In monolayer cultures human rheumatoid synovial fibroblasts (HRSF) secrete gelatinase A (MMP-2) and, unlike other human fibroblasts, to a minor extent also gelatinase B (MMP-9) as inactive proenzymes. In this regard HRSF resemble the fibrosarcoma cell line HT-1080. Unlike HT-1080, however, HRSF do not increase the secretion of MMP-9 in response to phorbol-12-myristate-13-acetate. This indicates that in HRSF the protein kinase C pathway for an enhanced MMP-9 secretion is inactive. None of the substances used in our study increased MMP-9 secretion, but some of them inhibited MMP-9 secretion.
The secretion of MMP-2 could not be enhanced either, not even by dbcAMP, which has been reported to be effective in Sertoli and peritubular cells.
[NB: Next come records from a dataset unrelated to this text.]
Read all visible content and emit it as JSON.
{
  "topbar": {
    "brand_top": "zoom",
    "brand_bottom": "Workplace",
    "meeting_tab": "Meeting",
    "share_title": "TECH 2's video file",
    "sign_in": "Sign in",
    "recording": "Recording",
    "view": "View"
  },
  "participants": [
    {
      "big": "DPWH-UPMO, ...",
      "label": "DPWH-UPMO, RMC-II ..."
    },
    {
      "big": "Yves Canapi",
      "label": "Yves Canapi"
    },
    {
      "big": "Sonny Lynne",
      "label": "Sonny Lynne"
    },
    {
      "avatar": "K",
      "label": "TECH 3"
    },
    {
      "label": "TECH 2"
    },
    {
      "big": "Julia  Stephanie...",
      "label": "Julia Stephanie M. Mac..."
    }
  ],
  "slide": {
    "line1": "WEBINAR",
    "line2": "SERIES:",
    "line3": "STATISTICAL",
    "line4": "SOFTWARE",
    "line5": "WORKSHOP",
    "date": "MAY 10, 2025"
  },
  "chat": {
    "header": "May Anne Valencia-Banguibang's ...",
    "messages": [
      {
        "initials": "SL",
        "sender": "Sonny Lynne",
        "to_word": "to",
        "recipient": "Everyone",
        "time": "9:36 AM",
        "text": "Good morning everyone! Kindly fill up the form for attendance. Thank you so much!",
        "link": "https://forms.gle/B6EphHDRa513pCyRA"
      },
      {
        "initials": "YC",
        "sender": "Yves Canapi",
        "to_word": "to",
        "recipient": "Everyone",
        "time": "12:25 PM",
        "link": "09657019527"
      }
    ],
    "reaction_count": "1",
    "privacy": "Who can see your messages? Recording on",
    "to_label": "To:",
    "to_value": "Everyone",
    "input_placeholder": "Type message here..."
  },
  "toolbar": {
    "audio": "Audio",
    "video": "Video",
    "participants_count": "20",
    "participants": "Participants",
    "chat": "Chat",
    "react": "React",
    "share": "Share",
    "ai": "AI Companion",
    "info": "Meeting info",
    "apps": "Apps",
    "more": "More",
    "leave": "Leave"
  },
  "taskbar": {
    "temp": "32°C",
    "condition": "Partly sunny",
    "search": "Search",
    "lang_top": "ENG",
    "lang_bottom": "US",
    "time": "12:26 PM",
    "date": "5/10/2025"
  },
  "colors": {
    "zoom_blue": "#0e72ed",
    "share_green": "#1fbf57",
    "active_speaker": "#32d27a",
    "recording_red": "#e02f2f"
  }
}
Activation of MMP-2 in HRSF could be induced by treatment with concanavalin A (ConA) or cytochalasin D, as was shown for other cell types. This activation was not accompanied by a significant change in the amount of secreted TIMP-1 and TIMP-2. In contrast to reports on human skin fibroblasts, however, the activation of MMP-2 could not be induced in HRSF by treatment of the cells with monensin or sodium orthovanadate. Moreover, monensin was shown to act as an inhibitor of ConA or cytochalasin Dmediated activation. Additionally, and in contrast to a report on a rat fibroblast cell line, MMP-2 activation is not mediated via the MAP kinase pathway in HRSF: PD 98059, a specific inhibitor of MAP kinase kinase, did not inhibit the activation of MMP-2. Similarly ineffective were PD 169316, an inhibitor for p38 MAP kinase, other inhibitors for protein kinases as lavendustin A, Gö 6983, wortmannin, rapamycin, as well as the protein tyrosine kinase inhibitors herbimycin A and genistein. Only staurosporin, a broad spectrum inhibitor of protein kinases, and the ionophores monensin and A 23187 effectively inhibited MMP-2 activation in HRSF.
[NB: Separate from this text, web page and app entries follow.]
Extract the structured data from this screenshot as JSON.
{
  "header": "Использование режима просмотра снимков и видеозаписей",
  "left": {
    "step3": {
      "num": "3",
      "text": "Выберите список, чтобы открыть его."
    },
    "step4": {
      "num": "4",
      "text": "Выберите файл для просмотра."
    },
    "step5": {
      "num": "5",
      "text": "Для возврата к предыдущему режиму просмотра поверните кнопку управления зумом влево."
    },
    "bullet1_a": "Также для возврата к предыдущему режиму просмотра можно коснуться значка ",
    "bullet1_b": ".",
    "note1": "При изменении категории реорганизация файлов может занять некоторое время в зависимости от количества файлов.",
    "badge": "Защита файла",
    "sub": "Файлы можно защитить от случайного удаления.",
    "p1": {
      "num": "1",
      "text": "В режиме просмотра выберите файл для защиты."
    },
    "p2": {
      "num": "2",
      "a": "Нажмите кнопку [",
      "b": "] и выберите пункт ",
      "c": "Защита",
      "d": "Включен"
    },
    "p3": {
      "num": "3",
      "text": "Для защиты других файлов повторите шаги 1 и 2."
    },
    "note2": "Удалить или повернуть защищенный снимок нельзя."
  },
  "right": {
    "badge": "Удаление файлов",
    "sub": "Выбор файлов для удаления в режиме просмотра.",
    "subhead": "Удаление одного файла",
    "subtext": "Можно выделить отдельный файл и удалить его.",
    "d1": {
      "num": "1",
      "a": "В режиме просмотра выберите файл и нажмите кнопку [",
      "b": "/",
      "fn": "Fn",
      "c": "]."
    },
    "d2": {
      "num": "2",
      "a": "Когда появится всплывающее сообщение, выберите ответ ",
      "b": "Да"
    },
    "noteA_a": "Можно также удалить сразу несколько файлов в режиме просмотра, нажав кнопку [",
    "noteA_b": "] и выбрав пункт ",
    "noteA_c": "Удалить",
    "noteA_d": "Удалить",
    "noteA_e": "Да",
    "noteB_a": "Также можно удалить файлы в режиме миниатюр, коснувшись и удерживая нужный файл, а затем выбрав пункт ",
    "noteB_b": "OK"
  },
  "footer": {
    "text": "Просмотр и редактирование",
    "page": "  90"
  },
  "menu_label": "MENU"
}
Our results demonstrate that MMP-2 can be activated by quite different pathways, and that different cells, even when belonging to the fibroblast family, do not necessarily use the same activating pathways.